Why it works:
A Boomer-Millennial work relationship can feel more natural thanks to this parent-child aspect. Both cohorts also have a shared trait—optimism—so they’ll likely be the first to rally around an idea, celebrate wins, or think big picture.

Why it struggles:
It can be easy, as a Boomer manager, to think of Millennials as kids who need to earn their place. Think of the classic tropes: “When I was your age…” or “Back in my day…” Say one of these phrases and Millennials will think of the scolding they got from their parents back in middle school, and no one needs to be reminded of those hellish years. Don’t get stuck in the past; just because you did things differently doesn’t mean Millennials are doing them incorrectly.

Tip to become a champion:
Millennials are already familiar with the mentor model of interacting with “adults” and higher-ups; they’ve had coaches, teachers, and counselors their entire lives. But Boomer managers who are equally as willing to learn from their Millennials will go far. From tech to networking to slang, realizing that mentoring is not a one-way street makes these two generations a winning combination.

 

The Younger Sibling: Gen Xers Managing Millennials

You might think Xers and Millennials would be best buds in the workplace, because they’re both young and pretty tech-savvy. Au contraire! Xer managers and Millennial workers often face the biggest clashes. Think of the little brother or sister with their finger one millimeter from your face, taunting, “I’m not touching you… I’m not touching you…”

Why it works:
This duo works in an opposites-attract way. Skeptical and questioning Xers balance out the eager optimism of Millennials. These generations also share some of the same workplace values—transparency and efficiency—though they’re expressed in different ways.

Why it struggles:
Millennials can quickly get on independent Xers’ last nerves by constantly prodding them for feedback and check-ins. Xers who view their Millennials as underlings that serve to pester will only agitate the situation. Shutting down your Millennials for wanting feedback may result in their request to transfer, or even leave the company altogether.

Tip to become a champion:
Stop asking, “Why do I need to change for them?” because you don’t. Stay true to your Xer self, but be open and willing to find common ground with your Millennials. Set clear parameters about when, where, and how-often they can and should check-in. And if something is truly bothering you? Be honest with them, then try to find a solve that suits both you and your Millennial. Remember, transparency goes a long way with both of these generations.

 

The Twin: Millennials Managing Millennials

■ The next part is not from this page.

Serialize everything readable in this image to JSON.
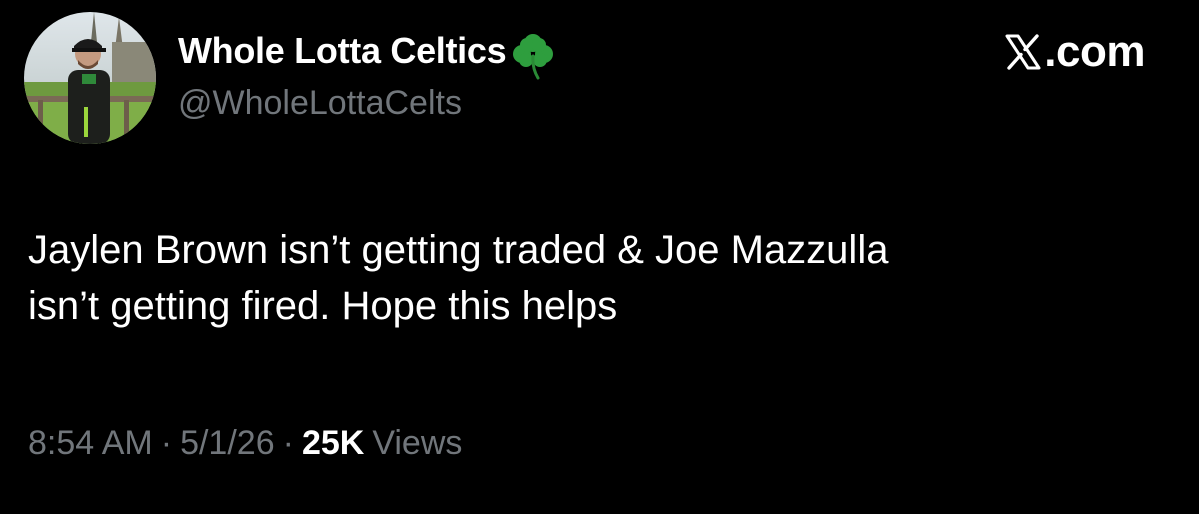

Millennials managing Millennials may seem like the ideal manager-employee relationship. Coming from the same generation means having quite a few things in common—both grew up experiencing the same events, using the same technology, and indulging in the same pop culture. Think of Tia and Tamera from Sister, Sister, but in an office and without the denim bucket hats.

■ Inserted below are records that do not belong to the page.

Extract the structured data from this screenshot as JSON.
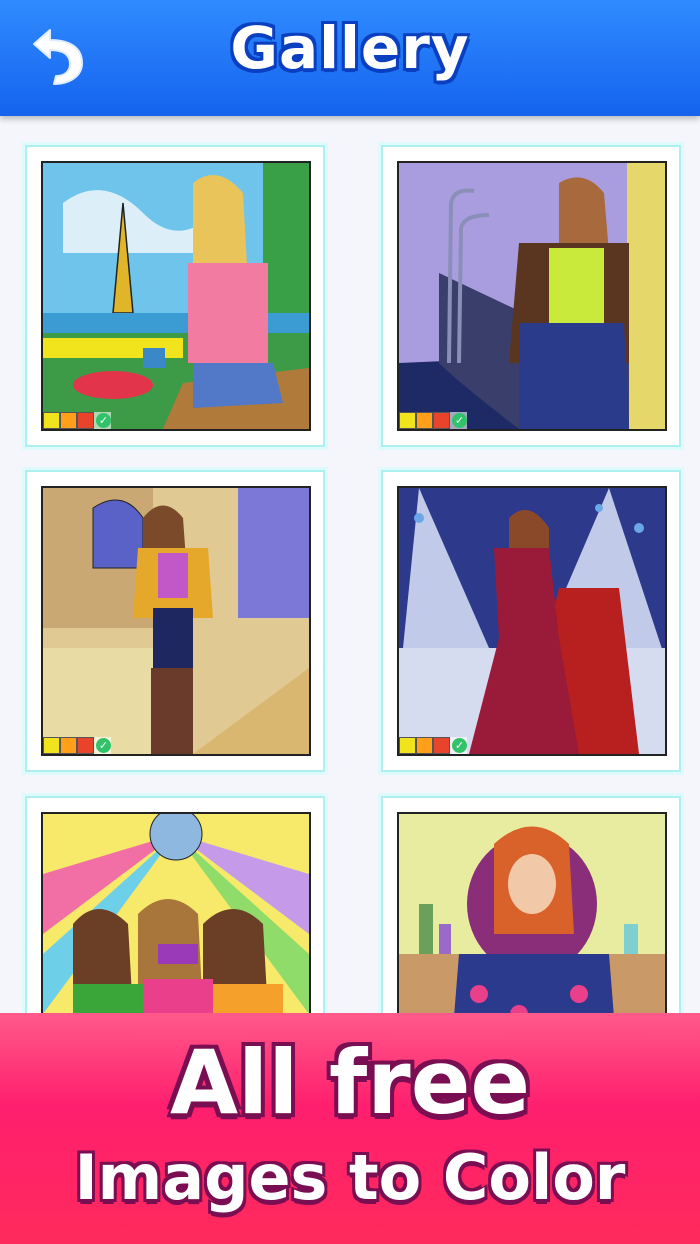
{
  "header": {
    "title": "Gallery",
    "back_icon": "back-arrow-icon",
    "color_top": "#2f8bff",
    "color_bottom": "#1563ee"
  },
  "gallery": {
    "items": [
      {
        "name": "paris-eiffel-tower-girl",
        "status": "completed",
        "palette": [
          "#f2e41c",
          "#ff9f1a",
          "#e8432b"
        ]
      },
      {
        "name": "street-lamp-jacket-girl",
        "status": "completed",
        "palette": [
          "#f2e41c",
          "#ff9f1a",
          "#e8432b"
        ]
      },
      {
        "name": "city-street-yellow-coat-girl",
        "status": "completed",
        "palette": [
          "#f2e41c",
          "#ff9f1a",
          "#e8432b"
        ]
      },
      {
        "name": "red-carpet-gown-woman",
        "status": "completed",
        "palette": [
          "#f2e41c",
          "#ff9f1a",
          "#e8432b"
        ]
      },
      {
        "name": "disco-friends-selfie",
        "status": "in-progress"
      },
      {
        "name": "vanity-floral-top-woman",
        "status": "in-progress"
      }
    ],
    "check_icon": "check-icon"
  },
  "banner": {
    "line1": "All free",
    "line2": "Images to Color",
    "color": "#ff2a6c"
  }
}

Why it works:
Shared history can also translate into the workplace. Both manager and employee are probably on the same page about things like communication, work ethic, and culture. The very-Millennial mentality of work family, or creating a bond that goes beyond the workplace, will help this relationship flourish.

Why it struggles:
Managers who are Millennials struggle with a catch-22. On the one hand, managers may feel pressure to assert their title or the need to distance themselves from their generation entirely with an “I’m your boss” mentality. On the other hand, they may fear making the final decision or taking charge because their employees are also friends and peers.

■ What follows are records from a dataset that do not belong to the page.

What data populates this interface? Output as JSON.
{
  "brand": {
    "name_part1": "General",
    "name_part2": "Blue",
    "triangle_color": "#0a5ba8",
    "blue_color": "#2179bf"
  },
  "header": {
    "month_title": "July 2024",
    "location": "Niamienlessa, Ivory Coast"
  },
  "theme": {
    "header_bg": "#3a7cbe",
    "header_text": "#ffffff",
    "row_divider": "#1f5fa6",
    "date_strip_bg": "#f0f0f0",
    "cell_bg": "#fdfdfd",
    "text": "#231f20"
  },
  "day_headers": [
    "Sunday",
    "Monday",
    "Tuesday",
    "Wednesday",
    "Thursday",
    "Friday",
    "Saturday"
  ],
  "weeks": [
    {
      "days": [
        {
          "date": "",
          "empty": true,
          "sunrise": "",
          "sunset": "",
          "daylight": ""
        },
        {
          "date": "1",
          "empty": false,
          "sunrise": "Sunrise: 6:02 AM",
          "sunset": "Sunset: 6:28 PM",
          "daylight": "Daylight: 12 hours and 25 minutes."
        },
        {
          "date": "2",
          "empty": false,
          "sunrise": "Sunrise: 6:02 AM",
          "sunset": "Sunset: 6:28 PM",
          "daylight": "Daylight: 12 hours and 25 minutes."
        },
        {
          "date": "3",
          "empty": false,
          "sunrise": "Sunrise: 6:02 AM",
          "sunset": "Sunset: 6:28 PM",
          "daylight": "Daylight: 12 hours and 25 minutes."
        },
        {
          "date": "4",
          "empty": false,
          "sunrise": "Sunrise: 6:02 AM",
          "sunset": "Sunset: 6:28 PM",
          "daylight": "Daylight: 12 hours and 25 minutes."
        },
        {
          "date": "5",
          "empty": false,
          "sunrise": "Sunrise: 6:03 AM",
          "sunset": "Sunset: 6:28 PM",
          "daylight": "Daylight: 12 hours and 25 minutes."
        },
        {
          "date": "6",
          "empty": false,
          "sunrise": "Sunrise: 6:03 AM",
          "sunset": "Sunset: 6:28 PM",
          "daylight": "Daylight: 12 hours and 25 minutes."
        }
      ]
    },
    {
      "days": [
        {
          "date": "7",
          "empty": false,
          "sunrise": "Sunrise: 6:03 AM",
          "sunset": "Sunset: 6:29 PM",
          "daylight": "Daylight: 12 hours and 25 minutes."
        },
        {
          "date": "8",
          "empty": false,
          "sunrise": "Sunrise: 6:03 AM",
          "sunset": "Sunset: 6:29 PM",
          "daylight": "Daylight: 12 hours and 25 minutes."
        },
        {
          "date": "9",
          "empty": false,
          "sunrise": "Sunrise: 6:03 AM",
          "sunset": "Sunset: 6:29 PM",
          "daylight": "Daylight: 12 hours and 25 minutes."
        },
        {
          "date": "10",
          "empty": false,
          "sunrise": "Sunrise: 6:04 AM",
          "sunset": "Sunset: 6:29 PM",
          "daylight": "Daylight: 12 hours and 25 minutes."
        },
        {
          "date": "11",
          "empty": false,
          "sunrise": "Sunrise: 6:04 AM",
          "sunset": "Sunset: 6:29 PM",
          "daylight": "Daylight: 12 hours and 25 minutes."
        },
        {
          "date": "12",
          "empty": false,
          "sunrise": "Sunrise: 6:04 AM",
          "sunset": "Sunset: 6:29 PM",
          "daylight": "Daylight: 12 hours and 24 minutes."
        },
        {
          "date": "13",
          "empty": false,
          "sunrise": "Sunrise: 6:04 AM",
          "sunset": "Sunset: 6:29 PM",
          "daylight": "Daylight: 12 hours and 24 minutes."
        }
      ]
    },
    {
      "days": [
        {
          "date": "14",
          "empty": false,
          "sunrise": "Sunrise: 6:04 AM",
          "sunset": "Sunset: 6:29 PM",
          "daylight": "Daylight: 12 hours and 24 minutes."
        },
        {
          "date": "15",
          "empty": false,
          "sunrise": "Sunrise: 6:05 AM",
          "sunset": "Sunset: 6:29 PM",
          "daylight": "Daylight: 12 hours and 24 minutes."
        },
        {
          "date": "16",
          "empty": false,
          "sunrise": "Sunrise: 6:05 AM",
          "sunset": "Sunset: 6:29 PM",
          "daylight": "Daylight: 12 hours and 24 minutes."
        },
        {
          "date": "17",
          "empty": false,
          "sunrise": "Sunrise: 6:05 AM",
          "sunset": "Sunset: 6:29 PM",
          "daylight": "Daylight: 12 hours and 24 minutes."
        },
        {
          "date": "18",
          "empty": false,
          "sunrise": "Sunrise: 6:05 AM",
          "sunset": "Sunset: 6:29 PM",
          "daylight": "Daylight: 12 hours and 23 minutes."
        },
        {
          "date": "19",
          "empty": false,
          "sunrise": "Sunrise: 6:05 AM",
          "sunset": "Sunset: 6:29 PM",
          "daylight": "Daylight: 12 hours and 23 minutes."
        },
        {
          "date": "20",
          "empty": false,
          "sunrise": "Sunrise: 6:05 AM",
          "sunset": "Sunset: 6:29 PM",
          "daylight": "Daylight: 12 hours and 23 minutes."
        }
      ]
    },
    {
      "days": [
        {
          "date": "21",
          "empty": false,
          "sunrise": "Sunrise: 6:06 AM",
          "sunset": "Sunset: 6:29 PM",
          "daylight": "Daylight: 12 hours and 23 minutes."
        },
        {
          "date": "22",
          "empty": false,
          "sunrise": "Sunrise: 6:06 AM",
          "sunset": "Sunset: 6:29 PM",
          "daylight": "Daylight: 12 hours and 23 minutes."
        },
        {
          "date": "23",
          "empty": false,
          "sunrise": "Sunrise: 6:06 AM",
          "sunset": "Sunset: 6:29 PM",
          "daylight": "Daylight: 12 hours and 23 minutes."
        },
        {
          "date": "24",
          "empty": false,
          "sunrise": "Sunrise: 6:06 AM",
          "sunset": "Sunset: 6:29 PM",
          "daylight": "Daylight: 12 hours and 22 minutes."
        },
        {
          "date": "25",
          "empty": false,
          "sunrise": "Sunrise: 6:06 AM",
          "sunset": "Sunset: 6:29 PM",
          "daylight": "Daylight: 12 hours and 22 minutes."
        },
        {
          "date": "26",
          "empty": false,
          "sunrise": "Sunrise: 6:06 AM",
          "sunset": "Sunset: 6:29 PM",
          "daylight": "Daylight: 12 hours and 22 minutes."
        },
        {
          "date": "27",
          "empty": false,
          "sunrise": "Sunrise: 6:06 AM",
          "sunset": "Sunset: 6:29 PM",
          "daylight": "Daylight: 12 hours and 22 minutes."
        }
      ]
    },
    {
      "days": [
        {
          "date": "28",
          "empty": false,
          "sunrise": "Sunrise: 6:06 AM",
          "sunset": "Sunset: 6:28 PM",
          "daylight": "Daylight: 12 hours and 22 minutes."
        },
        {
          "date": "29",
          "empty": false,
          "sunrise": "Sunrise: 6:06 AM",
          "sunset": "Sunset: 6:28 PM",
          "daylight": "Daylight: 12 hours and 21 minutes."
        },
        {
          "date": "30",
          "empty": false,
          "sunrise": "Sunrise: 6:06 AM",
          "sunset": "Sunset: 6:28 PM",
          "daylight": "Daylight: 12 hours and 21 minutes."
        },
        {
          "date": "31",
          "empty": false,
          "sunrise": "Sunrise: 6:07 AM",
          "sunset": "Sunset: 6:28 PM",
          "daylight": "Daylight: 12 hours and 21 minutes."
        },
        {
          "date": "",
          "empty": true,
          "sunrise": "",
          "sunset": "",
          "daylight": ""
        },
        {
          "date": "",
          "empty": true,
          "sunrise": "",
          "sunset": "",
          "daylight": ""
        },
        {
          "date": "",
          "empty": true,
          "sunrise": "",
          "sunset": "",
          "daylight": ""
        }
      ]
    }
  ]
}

Tip to become a champion:

This may seem like a no-brainer, but make use of your generation! As a Millennial manager, give frequent feedback, be open to workplace flexibility and collaboration, and ensure your Millennial employees feel their skills are being developed and groomed for the future—whether that’s with your company or not.

 

For more valuable tips on managing Millennials, pick up a copy of Managing Millennials For Dummies®.